STOCKBRIDGE — As the clock ticks slowly toward a court decision on whether construction can begin on the $50 million Elm Court resort project, the Stockbridge Select Board has approved a two-year extension of the special permit it granted on Sept. 10, 2014.

At a hearing on Monday night, the members signed off unanimously on developer Front Yard LLC's local attorney Nicholas Arienti's request for the extension.

A trial date remains to be set for July or August at Massachusetts Land Court in Boston on a neighborhood group's lawsuit against Front Yard and the Lenox Zoning Board of Appeals for its approval of the 112-room resort, 60-seat public restaurant and spa on 1886 estate in a residential zone at 310 Old Stockbridge Road.

"We are pleased to have the continued support of the Stockbridge Board of Selectmen," said Adam Hawthorne, president of Travaasa Experiential Resorts, in an e-mail message to The Eagle. Travaasa would operate Elm Court for Front Yard, an affiliate of Denver-based Amstar, a global real estate development and investment company.

Commenting on the appeal of the Lenox ZBA's special permit approval, Hawthorne added: "It is unfortunate that a small group of people continue to cost Front Yard, and the Town of Lenox, time and legal dollars to defend a case that is clearly a delay tactic."

He emphasized that "we remain committed to supporting the ZBA's approval of the project and we are confident that we will prevail at trial. Following the trial, we look forward to completing the project and joining the strong community of hospitality businesses in Stockbridge and Lenox."


Since the road frontage and entrance of the 90 acre estate are on the Lenox side of the town line, the legal tangle bars Front Yard from access to the property in order to begin work unless or until the court gives the go-ahead. Typically, Land Court judges issue their rulings several months after conclusion of a trial.

Arienti asked the Stockbridge Select Board to determine that there was "good cause," namely the lawsuit, to grant a permit extension for an additional two years. Without it, the special permit would have required Front Yard to begin construction by this Sept. 10, but that would be impossible because of the still-pending appeal at Land Court.

He cited previous cases in Massachusetts as well as provisions in state law to argue that there is a legal and practical impediment that justifies extension of the permit deadline.

After Selectman Stephen Shatz moved to extend the special permit for two years as of Sept. 11, 2016, only one audience member commented.

The Stockbridge Select Board has signed off on a two-year extension of a special permit granted to Front Yard LLC’s Elm Court while a lawsuit brought
The Stockbridge Select Board has signed off on a two-year extension of a special permit granted to Front Yard LLC's Elm Court while a lawsuit brought by a neighborhood group works its way through Massachusetts Land Court. (Eagle File Photo)

Norman Michaels, board chairman of the White Pines Condominiums near Stockbridge Bowl, sought assurances that agreements with Front Yard would continue, requiring that Elm Court have no outdoor music or other noise generated by entertainment after 10 p.m., specifically including fireworks.

Shatz said the Select Board was only considering extending the existing special permit and its long list of conditions, with no modifications other than the time period.

The 3-0 vote in favor came after Shatz observed that because courts have supported "good cause" impediments such as appeals, the developer cannot use the property because the main entrance is in Lenox.

"For all practical purposes, they cannot build," he said. "I would suggest strongly that 'good cause' has been shown in this case."

To underline the point, Shatz accepted Arienti's additional position that from the time the Lenox neighbors filed the appeal last July 31, the Stockbridge board's two-year limit was frozen, and remains so until the Land Court case is finally resolved.
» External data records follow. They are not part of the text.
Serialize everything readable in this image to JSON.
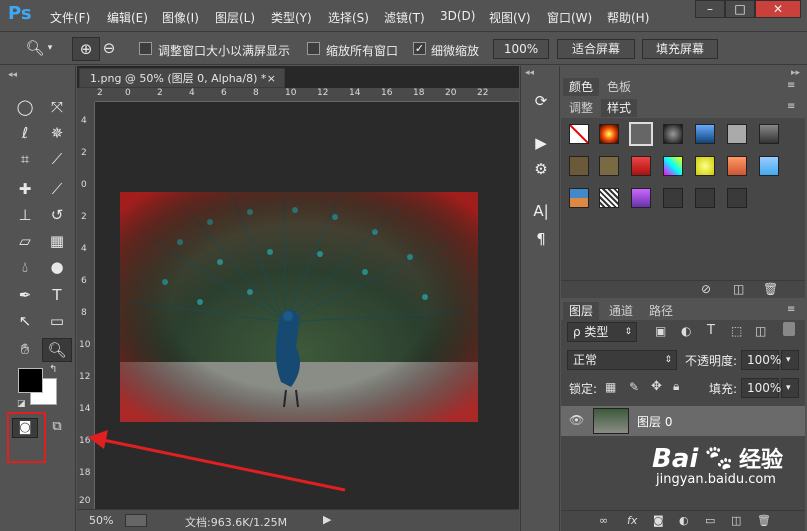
{
  "app": {
    "logo": "Ps"
  },
  "menu": [
    "文件(F)",
    "编辑(E)",
    "图像(I)",
    "图层(L)",
    "类型(Y)",
    "选择(S)",
    "滤镜(T)",
    "3D(D)",
    "视图(V)",
    "窗口(W)",
    "帮助(H)"
  ],
  "window_controls": {
    "minimize": "–",
    "maximize": "□",
    "close": "✕"
  },
  "options": {
    "resize_windows_label": "调整窗口大小以满屏显示",
    "zoom_all_label": "缩放所有窗口",
    "scrubby_zoom_label": "细微缩放",
    "zoom_value": "100%",
    "fit_screen_label": "适合屏幕",
    "fill_screen_label": "填充屏幕",
    "resize_windows_checked": false,
    "zoom_all_checked": false,
    "scrubby_zoom_checked": true
  },
  "document": {
    "tab_title": "1.png @ 50% (图层 0, Alpha/8) *",
    "close_glyph": "×",
    "ruler_h": [
      "2",
      "0",
      "2",
      "4",
      "6",
      "8",
      "10",
      "12",
      "14",
      "16",
      "18",
      "20",
      "22"
    ],
    "ruler_v": [
      "4",
      "2",
      "0",
      "2",
      "4",
      "6",
      "8",
      "10",
      "12",
      "14",
      "16",
      "18",
      "20"
    ],
    "zoom": "50%",
    "doc_info": "文档:963.6K/1.25M"
  },
  "panels": {
    "color_tabs": [
      "颜色",
      "色板"
    ],
    "style_tabs": [
      "调整",
      "样式"
    ],
    "layer_tabs": [
      "图层",
      "通道",
      "路径"
    ],
    "filter_kind": "ρ 类型",
    "blend_mode": "正常",
    "opacity_label": "不透明度:",
    "opacity_value": "100%",
    "lock_label": "锁定:",
    "fill_label": "填充:",
    "fill_value": "100%",
    "layer_name": "图层 0"
  },
  "watermark": {
    "brand_prefix": "Bai",
    "brand_suffix": "经验",
    "url": "jingyan.baidu.com"
  },
  "colors": {
    "accent_red": "#e02020",
    "ps_blue": "#3fa9f5",
    "doc_bg": "#282828"
  }
}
The board voted 3-0 to concur with Arienti's view.

"The concurrence has no legal authority," Shatz noted, "but I think it's important we send that message."

After attorneys for Front Yard and the Lenox ZBA pushed for a Land Court trial on the merits of the case in order to reach a final resolution, Judge Karyn Scheier asked both sides in the dispute to report back to the court this Friday with a proposed trial date this summer.

Contact Clarence Fanto at 413-637-2551.